§ Task instructions
Print the records below exactly, leaving out nothing.
START Materials provided
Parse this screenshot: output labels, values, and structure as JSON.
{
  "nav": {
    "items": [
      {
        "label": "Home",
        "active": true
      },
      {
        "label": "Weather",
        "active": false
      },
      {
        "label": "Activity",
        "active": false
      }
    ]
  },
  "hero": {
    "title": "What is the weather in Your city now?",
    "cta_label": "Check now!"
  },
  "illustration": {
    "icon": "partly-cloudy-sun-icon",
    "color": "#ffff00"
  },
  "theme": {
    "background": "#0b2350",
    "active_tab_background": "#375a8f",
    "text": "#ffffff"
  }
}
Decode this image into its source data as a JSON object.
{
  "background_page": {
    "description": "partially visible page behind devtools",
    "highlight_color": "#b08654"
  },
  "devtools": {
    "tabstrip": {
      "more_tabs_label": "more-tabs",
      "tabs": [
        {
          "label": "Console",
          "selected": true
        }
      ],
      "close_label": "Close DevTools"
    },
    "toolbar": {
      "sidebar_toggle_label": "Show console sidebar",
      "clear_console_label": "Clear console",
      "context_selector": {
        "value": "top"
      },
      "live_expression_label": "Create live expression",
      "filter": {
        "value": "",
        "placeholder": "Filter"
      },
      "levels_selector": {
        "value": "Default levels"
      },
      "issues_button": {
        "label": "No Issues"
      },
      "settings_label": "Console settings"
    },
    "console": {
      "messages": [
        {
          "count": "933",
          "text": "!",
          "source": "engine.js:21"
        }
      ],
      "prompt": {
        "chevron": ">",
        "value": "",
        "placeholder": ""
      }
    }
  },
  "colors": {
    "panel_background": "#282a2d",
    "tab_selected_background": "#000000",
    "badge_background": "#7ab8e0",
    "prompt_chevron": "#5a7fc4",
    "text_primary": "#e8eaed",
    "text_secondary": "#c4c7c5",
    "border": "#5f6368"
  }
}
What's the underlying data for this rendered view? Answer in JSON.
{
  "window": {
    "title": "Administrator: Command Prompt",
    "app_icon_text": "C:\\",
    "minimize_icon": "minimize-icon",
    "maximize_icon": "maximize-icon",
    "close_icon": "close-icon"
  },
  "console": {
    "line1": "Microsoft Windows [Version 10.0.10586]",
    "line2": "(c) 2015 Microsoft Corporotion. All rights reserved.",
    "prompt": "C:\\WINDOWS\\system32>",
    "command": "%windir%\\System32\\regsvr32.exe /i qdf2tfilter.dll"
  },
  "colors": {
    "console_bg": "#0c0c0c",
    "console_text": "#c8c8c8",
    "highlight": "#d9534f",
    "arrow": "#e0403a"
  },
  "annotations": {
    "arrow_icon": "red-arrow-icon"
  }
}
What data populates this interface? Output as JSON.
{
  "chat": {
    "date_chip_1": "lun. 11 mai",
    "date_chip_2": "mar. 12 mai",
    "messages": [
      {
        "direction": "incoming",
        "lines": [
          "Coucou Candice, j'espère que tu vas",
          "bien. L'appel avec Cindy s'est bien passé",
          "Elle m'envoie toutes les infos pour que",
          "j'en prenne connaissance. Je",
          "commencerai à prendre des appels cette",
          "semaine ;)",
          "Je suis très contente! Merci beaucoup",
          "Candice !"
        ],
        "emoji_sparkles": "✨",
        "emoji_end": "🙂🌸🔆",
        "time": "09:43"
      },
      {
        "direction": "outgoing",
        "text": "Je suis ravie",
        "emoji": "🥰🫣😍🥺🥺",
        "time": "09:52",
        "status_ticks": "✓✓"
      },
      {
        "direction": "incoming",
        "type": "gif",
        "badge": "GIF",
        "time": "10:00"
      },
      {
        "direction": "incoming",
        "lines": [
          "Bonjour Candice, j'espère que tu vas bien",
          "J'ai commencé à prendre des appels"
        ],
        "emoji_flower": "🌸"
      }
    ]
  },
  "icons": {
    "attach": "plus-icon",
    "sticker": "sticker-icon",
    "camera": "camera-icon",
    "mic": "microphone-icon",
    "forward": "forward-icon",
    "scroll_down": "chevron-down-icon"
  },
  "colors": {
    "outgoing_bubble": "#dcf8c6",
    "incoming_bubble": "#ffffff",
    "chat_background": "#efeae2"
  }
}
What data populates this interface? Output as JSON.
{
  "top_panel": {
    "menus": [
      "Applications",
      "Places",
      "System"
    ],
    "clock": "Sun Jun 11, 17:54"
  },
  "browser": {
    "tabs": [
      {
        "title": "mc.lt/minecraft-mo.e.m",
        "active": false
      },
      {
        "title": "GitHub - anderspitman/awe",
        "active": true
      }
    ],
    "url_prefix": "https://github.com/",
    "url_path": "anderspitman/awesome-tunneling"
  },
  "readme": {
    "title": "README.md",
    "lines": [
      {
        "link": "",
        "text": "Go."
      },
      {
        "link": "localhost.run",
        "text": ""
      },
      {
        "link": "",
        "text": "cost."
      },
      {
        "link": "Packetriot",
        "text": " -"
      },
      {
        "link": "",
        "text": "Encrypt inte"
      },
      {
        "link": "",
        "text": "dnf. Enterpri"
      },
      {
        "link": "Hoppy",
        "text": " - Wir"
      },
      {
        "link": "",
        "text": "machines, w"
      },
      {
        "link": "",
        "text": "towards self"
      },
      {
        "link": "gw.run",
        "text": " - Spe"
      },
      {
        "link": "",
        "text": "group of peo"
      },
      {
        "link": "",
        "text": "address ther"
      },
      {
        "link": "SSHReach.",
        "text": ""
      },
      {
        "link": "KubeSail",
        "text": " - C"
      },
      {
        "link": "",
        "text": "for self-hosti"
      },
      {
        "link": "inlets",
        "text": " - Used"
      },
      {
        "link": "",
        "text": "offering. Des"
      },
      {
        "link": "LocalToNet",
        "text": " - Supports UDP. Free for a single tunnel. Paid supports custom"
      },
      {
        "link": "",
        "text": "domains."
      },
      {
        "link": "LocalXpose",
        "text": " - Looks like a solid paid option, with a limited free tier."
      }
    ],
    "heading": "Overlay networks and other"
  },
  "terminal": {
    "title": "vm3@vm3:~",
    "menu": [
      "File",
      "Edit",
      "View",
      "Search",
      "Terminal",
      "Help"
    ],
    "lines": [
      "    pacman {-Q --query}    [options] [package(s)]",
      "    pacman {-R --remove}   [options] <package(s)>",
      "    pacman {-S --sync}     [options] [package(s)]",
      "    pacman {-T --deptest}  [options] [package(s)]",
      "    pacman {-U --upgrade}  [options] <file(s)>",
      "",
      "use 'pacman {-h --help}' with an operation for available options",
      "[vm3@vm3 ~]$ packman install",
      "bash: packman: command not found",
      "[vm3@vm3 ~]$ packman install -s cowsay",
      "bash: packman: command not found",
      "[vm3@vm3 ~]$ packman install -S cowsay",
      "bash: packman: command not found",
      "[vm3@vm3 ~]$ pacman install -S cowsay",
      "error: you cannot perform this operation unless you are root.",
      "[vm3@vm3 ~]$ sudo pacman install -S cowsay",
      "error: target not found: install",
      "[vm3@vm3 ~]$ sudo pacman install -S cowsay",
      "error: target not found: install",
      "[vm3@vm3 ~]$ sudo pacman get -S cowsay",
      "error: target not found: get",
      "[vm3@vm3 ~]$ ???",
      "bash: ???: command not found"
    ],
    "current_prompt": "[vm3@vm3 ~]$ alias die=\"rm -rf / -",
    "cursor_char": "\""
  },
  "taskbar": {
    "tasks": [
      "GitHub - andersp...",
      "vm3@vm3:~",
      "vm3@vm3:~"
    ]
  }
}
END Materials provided
§ Solved exercise
Parse this screenshot: output labels, values, and structure as JSON.
{
  "nav": {
    "items": [
      {
        "label": "Home",
        "active": true
      },
      {
        "label": "Weather",
        "active": false
      },
      {
        "label": "Activity",
        "active": false
      }
    ]
  },
  "hero": {
    "title": "What is the weather in Your city now?",
    "cta_label": "Check now!"
  },
  "illustration": {
    "icon": "partly-cloudy-sun-icon",
    "color": "#ffff00"
  },
  "theme": {
    "background": "#0b2350",
    "active_tab_background": "#375a8f",
    "text": "#ffffff"
  }
}
Decode this image into its source data as a JSON object.
{
  "background_page": {
    "description": "partially visible page behind devtools",
    "highlight_color": "#b08654"
  },
  "devtools": {
    "tabstrip": {
      "more_tabs_label": "more-tabs",
      "tabs": [
        {
          "label": "Console",
          "selected": true
        }
      ],
      "close_label": "Close DevTools"
    },
    "toolbar": {
      "sidebar_toggle_label": "Show console sidebar",
      "clear_console_label": "Clear console",
      "context_selector": {
        "value": "top"
      },
      "live_expression_label": "Create live expression",
      "filter": {
        "value": "",
        "placeholder": "Filter"
      },
      "levels_selector": {
        "value": "Default levels"
      },
      "issues_button": {
        "label": "No Issues"
      },
      "settings_label": "Console settings"
    },
    "console": {
      "messages": [
        {
          "count": "933",
          "text": "!",
          "source": "engine.js:21"
        }
      ],
      "prompt": {
        "chevron": ">",
        "value": "",
        "placeholder": ""
      }
    }
  },
  "colors": {
    "panel_background": "#282a2d",
    "tab_selected_background": "#000000",
    "badge_background": "#7ab8e0",
    "prompt_chevron": "#5a7fc4",
    "text_primary": "#e8eaed",
    "text_secondary": "#c4c7c5",
    "border": "#5f6368"
  }
}
What's the underlying data for this rendered view? Answer in JSON.
{
  "window": {
    "title": "Administrator: Command Prompt",
    "app_icon_text": "C:\\",
    "minimize_icon": "minimize-icon",
    "maximize_icon": "maximize-icon",
    "close_icon": "close-icon"
  },
  "console": {
    "line1": "Microsoft Windows [Version 10.0.10586]",
    "line2": "(c) 2015 Microsoft Corporotion. All rights reserved.",
    "prompt": "C:\\WINDOWS\\system32>",
    "command": "%windir%\\System32\\regsvr32.exe /i qdf2tfilter.dll"
  },
  "colors": {
    "console_bg": "#0c0c0c",
    "console_text": "#c8c8c8",
    "highlight": "#d9534f",
    "arrow": "#e0403a"
  },
  "annotations": {
    "arrow_icon": "red-arrow-icon"
  }
}
What data populates this interface? Output as JSON.
{
  "chat": {
    "date_chip_1": "lun. 11 mai",
    "date_chip_2": "mar. 12 mai",
    "messages": [
      {
        "direction": "incoming",
        "lines": [
          "Coucou Candice, j'espère que tu vas",
          "bien. L'appel avec Cindy s'est bien passé",
          "Elle m'envoie toutes les infos pour que",
          "j'en prenne connaissance. Je",
          "commencerai à prendre des appels cette",
          "semaine ;)",
          "Je suis très contente! Merci beaucoup",
          "Candice !"
        ],
        "emoji_sparkles": "✨",
        "emoji_end": "🙂🌸🔆",
        "time": "09:43"
      },
      {
        "direction": "outgoing",
        "text": "Je suis ravie",
        "emoji": "🥰🫣😍🥺🥺",
        "time": "09:52",
        "status_ticks": "✓✓"
      },
      {
        "direction": "incoming",
        "type": "gif",
        "badge": "GIF",
        "time": "10:00"
      },
      {
        "direction": "incoming",
        "lines": [
          "Bonjour Candice, j'espère que tu vas bien",
          "J'ai commencé à prendre des appels"
        ],
        "emoji_flower": "🌸"
      }
    ]
  },
  "icons": {
    "attach": "plus-icon",
    "sticker": "sticker-icon",
    "camera": "camera-icon",
    "mic": "microphone-icon",
    "forward": "forward-icon",
    "scroll_down": "chevron-down-icon"
  },
  "colors": {
    "outgoing_bubble": "#dcf8c6",
    "incoming_bubble": "#ffffff",
    "chat_background": "#efeae2"
  }
}
What data populates this interface? Output as JSON.
{
  "top_panel": {
    "menus": [
      "Applications",
      "Places",
      "System"
    ],
    "clock": "Sun Jun 11, 17:54"
  },
  "browser": {
    "tabs": [
      {
        "title": "mc.lt/minecraft-mo.e.m",
        "active": false
      },
      {
        "title": "GitHub - anderspitman/awe",
        "active": true
      }
    ],
    "url_prefix": "https://github.com/",
    "url_path": "anderspitman/awesome-tunneling"
  },
  "readme": {
    "title": "README.md",
    "lines": [
      {
        "link": "",
        "text": "Go."
      },
      {
        "link": "localhost.run",
        "text": ""
      },
      {
        "link": "",
        "text": "cost."
      },
      {
        "link": "Packetriot",
        "text": " -"
      },
      {
        "link": "",
        "text": "Encrypt inte"
      },
      {
        "link": "",
        "text": "dnf. Enterpri"
      },
      {
        "link": "Hoppy",
        "text": " - Wir"
      },
      {
        "link": "",
        "text": "machines, w"
      },
      {
        "link": "",
        "text": "towards self"
      },
      {
        "link": "gw.run",
        "text": " - Spe"
      },
      {
        "link": "",
        "text": "group of peo"
      },
      {
        "link": "",
        "text": "address ther"
      },
      {
        "link": "SSHReach.",
        "text": ""
      },
      {
        "link": "KubeSail",
        "text": " - C"
      },
      {
        "link": "",
        "text": "for self-hosti"
      },
      {
        "link": "inlets",
        "text": " - Used"
      },
      {
        "link": "",
        "text": "offering. Des"
      },
      {
        "link": "LocalToNet",
        "text": " - Supports UDP. Free for a single tunnel. Paid supports custom"
      },
      {
        "link": "",
        "text": "domains."
      },
      {
        "link": "LocalXpose",
        "text": " - Looks like a solid paid option, with a limited free tier."
      }
    ],
    "heading": "Overlay networks and other"
  },
  "terminal": {
    "title": "vm3@vm3:~",
    "menu": [
      "File",
      "Edit",
      "View",
      "Search",
      "Terminal",
      "Help"
    ],
    "lines": [
      "    pacman {-Q --query}    [options] [package(s)]",
      "    pacman {-R --remove}   [options] <package(s)>",
      "    pacman {-S --sync}     [options] [package(s)]",
      "    pacman {-T --deptest}  [options] [package(s)]",
      "    pacman {-U --upgrade}  [options] <file(s)>",
      "",
      "use 'pacman {-h --help}' with an operation for available options",
      "[vm3@vm3 ~]$ packman install",
      "bash: packman: command not found",
      "[vm3@vm3 ~]$ packman install -s cowsay",
      "bash: packman: command not found",
      "[vm3@vm3 ~]$ packman install -S cowsay",
      "bash: packman: command not found",
      "[vm3@vm3 ~]$ pacman install -S cowsay",
      "error: you cannot perform this operation unless you are root.",
      "[vm3@vm3 ~]$ sudo pacman install -S cowsay",
      "error: target not found: install",
      "[vm3@vm3 ~]$ sudo pacman install -S cowsay",
      "error: target not found: install",
      "[vm3@vm3 ~]$ sudo pacman get -S cowsay",
      "error: target not found: get",
      "[vm3@vm3 ~]$ ???",
      "bash: ???: command not found"
    ],
    "current_prompt": "[vm3@vm3 ~]$ alias die=\"rm -rf / -",
    "cursor_char": "\""
  },
  "taskbar": {
    "tasks": [
      "GitHub - andersp...",
      "vm3@vm3:~",
      "vm3@vm3:~"
    ]
  }
}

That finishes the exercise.